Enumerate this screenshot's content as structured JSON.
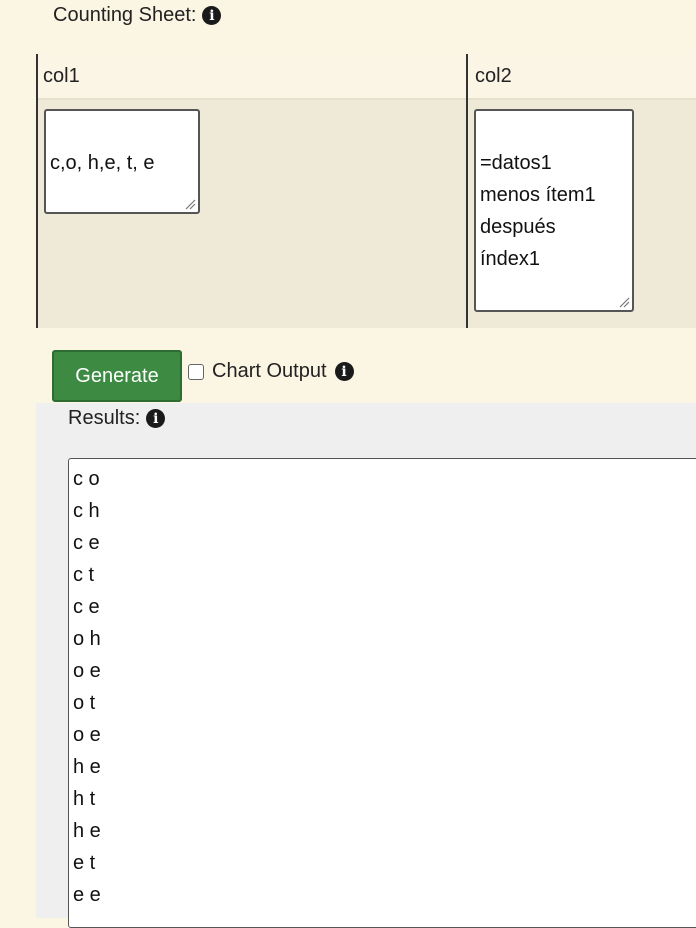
{
  "sheet": {
    "title": "Counting Sheet:",
    "columns": [
      {
        "header": "col1",
        "value": "c,o, h,e, t, e"
      },
      {
        "header": "col2",
        "value": "=datos1\nmenos ítem1\ndespués\níndex1"
      }
    ]
  },
  "controls": {
    "generate_label": "Generate",
    "chart_output_label": "Chart Output",
    "chart_output_checked": false
  },
  "results": {
    "title": "Results:",
    "lines": [
      "c o",
      "c h",
      "c e",
      "c t",
      "c e",
      "o h",
      "o e",
      "o t",
      "o e",
      "h e",
      "h t",
      "h e",
      "e t",
      "e e"
    ]
  },
  "colors": {
    "page_background": "#fbf5e3",
    "generate_button": "#3d8a43",
    "results_panel": "#efefef"
  }
}
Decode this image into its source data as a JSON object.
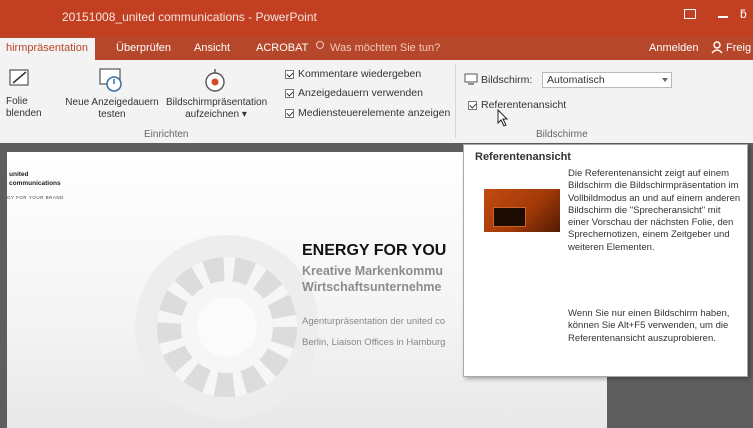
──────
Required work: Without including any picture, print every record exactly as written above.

Solution to this task:
Enumerate this screenshot's content as structured JSON.
{
  "sheet": {
    "title": "Counting Sheet:",
    "columns": [
      {
        "header": "col1",
        "value": "c,o, h,e, t, e"
      },
      {
        "header": "col2",
        "value": "=datos1\nmenos ítem1\ndespués\níndex1"
      }
    ]
  },
  "controls": {
    "generate_label": "Generate",
    "chart_output_label": "Chart Output",
    "chart_output_checked": false
  },
  "results": {
    "title": "Results:",
    "lines": [
      "c o",
      "c h",
      "c e",
      "c t",
      "c e",
      "o h",
      "o e",
      "o t",
      "o e",
      "h e",
      "h t",
      "h e",
      "e t",
      "e e"
    ]
  },
  "colors": {
    "page_background": "#fbf5e3",
    "generate_button": "#3d8a43",
    "results_panel": "#efefef"
  }
}
Decode this image into its source data as a JSON object.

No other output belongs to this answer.